Lee Smolin not only provides a brilliant layman’s overview of current research as we attempt to build a ‘theory of everything’, but also questions many of the assumptions that lie behind string theory. In doing so, he describes some of the daring, outlandish ideas that will propel research in years to come.

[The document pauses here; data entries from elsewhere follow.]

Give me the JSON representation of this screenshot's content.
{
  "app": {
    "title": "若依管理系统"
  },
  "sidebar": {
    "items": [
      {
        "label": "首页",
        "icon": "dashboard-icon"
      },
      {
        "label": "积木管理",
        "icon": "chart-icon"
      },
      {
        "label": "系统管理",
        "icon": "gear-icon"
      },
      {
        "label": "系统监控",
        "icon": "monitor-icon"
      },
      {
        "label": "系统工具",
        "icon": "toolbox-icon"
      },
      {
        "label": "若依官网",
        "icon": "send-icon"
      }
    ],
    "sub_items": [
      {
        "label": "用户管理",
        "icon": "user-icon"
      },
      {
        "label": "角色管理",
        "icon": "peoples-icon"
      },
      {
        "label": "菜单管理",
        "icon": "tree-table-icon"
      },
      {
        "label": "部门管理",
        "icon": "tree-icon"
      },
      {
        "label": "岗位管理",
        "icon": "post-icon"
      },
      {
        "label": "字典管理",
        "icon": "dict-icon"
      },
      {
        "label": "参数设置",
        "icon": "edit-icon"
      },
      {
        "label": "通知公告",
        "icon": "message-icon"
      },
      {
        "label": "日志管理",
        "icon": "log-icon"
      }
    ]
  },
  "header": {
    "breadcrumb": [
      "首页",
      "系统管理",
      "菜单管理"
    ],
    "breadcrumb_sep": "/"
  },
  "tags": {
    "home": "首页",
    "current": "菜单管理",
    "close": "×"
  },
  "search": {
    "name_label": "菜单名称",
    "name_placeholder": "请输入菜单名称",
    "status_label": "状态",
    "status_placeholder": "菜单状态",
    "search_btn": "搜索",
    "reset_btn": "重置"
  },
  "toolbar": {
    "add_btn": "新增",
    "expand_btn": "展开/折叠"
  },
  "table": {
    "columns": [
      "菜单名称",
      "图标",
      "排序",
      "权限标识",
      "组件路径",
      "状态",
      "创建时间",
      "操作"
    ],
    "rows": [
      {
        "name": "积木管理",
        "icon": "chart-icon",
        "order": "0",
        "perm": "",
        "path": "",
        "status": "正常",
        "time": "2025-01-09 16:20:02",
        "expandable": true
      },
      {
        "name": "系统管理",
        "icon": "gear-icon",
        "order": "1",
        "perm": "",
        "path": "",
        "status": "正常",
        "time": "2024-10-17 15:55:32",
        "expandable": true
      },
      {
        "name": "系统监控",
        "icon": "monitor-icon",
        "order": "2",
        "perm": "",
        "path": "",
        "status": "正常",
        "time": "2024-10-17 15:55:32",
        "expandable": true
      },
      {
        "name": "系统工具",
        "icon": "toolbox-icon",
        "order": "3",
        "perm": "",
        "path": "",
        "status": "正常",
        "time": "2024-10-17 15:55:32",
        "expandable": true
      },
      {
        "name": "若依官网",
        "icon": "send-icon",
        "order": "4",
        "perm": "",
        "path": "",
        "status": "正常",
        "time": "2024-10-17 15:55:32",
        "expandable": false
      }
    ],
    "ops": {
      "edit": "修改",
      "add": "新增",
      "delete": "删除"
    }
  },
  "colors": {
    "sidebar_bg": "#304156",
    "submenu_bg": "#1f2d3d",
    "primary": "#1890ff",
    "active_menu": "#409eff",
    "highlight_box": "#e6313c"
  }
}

String theory the hot topic in physics for the past 20 years is a dead-end, says Smolin, one of the founders of Canada's Perimeter Institute of Theoretical Physics and himself a lapsed string theorist. In fact, he (and others) argue convincingly, string theory isn't even a fully formed theory it's just a "conjecture." As Smolin reminds his readers, string theorists haven't been able to prove any of their exotic ideas, and he says there isn't much chance that they will in the foreseeable future. The discovery of "dark energy," which seems to be pushing the universe apart faster and faster, isn't explained by string theory and is proving troublesome for that theory's advocates. Smolin (The Life of the Cosmos) believes that physicists are making the mistake of searching for a theory that is "beautiful" and "elegant" instead of one that's actually backed up by experiments. He encourages physicists to investigate new alternatives and highlights several young physicists whose work he finds promising. This isn't easy reading, but it will appeal to dedicated science buffs interested in where physics may be headed in the next decade. 30 b&w illus.